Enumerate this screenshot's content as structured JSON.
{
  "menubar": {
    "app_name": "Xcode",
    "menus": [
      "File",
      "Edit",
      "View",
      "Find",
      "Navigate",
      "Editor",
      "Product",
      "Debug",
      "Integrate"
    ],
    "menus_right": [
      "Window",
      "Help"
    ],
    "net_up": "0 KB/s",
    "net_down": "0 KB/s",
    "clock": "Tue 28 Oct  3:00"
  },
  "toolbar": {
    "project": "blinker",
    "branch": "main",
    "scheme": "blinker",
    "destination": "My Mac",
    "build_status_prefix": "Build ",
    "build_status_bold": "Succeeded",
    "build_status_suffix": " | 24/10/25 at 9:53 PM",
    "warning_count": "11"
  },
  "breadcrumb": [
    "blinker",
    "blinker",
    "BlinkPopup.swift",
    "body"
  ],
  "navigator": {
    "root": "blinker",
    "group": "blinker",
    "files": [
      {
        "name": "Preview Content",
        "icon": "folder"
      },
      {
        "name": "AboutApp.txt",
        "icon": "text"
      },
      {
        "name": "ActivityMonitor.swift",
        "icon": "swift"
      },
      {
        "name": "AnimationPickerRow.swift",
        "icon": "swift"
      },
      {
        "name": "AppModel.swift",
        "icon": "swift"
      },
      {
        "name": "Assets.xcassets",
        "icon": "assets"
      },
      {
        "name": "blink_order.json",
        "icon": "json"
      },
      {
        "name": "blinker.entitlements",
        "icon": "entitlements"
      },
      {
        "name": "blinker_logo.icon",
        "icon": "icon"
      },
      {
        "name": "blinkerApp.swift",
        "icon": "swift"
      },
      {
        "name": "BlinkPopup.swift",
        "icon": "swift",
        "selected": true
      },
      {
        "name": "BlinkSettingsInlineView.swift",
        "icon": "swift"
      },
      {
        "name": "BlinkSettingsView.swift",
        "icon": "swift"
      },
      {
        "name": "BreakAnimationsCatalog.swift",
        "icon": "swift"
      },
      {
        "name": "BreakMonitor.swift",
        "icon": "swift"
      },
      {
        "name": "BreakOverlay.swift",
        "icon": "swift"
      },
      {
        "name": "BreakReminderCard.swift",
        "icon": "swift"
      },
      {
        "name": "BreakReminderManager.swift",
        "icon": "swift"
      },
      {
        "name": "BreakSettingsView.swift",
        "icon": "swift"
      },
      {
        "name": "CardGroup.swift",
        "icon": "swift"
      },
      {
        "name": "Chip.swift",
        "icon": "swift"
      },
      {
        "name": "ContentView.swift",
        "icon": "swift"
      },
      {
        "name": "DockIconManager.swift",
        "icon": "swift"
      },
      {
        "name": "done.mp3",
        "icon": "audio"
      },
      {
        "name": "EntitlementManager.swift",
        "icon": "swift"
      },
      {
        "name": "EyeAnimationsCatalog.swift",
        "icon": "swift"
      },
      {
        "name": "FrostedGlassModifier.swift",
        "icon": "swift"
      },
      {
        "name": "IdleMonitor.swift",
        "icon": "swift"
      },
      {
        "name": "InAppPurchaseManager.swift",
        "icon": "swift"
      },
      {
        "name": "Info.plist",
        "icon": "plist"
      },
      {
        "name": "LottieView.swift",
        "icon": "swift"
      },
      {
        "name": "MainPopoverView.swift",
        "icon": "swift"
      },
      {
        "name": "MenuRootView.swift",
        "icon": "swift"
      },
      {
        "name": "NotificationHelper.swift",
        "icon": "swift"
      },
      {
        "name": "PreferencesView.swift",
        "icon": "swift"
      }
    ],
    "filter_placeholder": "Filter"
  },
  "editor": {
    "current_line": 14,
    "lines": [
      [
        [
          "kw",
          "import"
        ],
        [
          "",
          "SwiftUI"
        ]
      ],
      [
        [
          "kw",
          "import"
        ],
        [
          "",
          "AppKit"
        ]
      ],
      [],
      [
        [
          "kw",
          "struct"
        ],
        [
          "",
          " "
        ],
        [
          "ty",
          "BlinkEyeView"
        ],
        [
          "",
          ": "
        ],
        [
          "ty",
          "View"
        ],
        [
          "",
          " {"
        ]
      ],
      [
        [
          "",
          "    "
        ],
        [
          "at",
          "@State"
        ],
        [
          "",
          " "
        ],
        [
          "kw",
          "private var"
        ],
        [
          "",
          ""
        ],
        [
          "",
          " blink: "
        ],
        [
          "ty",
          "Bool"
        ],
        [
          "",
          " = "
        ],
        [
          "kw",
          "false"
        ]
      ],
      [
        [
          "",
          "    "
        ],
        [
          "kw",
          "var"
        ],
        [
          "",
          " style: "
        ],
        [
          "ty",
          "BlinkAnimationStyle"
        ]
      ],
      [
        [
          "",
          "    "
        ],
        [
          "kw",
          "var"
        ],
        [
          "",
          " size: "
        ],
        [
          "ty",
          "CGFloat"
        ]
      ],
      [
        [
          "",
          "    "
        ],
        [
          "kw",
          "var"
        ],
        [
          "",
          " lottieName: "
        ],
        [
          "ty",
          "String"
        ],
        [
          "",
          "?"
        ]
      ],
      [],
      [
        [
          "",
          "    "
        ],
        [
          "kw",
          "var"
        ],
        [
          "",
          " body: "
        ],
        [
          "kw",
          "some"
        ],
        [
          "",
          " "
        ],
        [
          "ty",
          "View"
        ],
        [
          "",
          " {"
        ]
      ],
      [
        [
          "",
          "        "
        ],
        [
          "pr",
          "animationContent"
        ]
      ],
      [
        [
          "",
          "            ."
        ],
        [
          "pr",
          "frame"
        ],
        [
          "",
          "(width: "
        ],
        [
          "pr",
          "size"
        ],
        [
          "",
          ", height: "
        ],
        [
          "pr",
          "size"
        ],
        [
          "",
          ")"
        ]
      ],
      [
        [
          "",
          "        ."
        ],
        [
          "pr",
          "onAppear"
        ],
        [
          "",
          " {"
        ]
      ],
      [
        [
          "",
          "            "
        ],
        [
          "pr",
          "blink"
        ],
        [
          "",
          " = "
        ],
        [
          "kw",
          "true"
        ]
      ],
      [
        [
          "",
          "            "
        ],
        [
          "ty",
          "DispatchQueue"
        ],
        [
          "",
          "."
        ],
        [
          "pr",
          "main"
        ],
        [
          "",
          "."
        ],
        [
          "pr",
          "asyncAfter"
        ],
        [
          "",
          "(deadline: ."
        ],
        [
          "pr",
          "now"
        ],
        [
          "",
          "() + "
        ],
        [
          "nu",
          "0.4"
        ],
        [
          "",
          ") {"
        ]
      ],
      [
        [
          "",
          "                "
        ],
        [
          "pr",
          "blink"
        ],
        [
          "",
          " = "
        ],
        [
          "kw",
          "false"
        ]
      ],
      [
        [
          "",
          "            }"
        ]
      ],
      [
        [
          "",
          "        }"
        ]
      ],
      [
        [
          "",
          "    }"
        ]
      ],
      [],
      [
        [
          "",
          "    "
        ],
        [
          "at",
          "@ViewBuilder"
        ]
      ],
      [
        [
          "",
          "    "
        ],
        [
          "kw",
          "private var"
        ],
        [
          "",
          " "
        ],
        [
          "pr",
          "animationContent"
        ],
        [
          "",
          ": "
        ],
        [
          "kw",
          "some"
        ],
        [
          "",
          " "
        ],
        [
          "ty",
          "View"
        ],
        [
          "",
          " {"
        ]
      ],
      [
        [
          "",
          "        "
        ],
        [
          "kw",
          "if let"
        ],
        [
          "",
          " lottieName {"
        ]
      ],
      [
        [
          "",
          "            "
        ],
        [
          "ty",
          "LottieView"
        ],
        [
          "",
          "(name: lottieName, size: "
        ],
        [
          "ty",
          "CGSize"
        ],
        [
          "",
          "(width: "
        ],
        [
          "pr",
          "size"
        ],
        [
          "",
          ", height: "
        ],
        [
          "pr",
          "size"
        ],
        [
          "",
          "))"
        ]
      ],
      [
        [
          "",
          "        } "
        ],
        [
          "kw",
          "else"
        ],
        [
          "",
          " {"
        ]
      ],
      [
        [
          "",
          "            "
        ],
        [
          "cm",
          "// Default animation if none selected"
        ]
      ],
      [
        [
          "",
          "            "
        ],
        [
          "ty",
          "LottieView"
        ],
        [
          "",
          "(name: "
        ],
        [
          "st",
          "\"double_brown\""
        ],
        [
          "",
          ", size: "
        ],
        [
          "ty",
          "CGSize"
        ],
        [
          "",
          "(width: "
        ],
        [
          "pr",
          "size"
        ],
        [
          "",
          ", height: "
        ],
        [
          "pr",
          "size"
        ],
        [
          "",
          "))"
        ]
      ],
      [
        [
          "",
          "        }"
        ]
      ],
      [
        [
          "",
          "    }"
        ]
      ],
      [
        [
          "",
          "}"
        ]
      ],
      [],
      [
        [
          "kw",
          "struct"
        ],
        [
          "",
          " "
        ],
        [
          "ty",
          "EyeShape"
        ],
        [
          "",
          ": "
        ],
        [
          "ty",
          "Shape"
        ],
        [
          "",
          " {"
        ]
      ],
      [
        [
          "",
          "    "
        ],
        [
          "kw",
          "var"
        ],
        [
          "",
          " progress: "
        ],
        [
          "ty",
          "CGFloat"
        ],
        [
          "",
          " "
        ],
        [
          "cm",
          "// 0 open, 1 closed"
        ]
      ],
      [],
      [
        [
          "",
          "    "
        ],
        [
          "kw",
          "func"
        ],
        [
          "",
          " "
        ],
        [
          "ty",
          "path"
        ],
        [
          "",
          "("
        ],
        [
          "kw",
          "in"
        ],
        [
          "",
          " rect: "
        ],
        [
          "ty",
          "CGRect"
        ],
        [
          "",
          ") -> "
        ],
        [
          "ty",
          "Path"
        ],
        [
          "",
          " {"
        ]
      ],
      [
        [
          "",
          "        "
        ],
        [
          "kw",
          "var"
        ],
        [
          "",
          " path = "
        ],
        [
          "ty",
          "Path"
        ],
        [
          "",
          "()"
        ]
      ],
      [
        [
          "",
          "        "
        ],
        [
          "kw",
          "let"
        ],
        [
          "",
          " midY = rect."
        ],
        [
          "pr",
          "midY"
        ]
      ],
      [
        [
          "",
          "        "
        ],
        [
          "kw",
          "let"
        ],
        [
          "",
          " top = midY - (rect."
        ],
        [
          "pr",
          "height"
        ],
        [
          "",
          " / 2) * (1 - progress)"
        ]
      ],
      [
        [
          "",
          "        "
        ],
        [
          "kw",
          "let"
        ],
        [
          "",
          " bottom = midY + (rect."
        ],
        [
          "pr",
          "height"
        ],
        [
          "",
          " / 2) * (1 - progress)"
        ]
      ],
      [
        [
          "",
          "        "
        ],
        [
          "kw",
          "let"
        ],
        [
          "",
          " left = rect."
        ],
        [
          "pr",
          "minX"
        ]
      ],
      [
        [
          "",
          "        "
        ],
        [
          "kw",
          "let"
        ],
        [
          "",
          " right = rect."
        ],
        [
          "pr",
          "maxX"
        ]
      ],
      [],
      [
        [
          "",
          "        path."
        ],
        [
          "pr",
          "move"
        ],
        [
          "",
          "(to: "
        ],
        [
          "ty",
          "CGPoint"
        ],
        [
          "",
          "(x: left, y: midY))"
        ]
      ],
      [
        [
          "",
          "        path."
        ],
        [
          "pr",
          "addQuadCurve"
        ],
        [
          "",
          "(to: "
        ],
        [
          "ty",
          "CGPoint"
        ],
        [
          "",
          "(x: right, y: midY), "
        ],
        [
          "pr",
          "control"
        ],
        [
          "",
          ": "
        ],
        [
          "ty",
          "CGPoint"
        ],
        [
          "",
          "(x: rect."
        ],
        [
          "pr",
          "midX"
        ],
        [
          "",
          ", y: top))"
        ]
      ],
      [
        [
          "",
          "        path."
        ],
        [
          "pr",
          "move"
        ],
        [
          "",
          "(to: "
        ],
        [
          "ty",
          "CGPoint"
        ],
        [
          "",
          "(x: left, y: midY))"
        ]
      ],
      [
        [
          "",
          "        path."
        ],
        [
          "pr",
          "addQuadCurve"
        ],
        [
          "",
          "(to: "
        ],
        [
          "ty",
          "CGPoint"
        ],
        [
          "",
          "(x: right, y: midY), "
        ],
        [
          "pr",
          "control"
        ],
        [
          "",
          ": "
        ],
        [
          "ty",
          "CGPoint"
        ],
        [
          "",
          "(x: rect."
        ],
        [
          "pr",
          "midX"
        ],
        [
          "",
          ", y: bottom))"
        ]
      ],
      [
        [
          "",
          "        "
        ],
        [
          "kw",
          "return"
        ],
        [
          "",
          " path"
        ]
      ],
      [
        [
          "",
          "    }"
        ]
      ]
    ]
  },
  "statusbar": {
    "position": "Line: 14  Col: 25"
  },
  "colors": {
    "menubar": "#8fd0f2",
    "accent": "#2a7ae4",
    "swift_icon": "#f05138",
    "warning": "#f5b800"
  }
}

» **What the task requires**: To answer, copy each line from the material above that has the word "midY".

» **Solved exercise**:
          " midY = rect."
          "midY"
          " top = midY - (rect."
          " bottom = midY + (rect."
          "(x: left, y: midY))"
          "(x: right, y: midY), "
          "(x: left, y: midY))"
          "(x: right, y: midY), "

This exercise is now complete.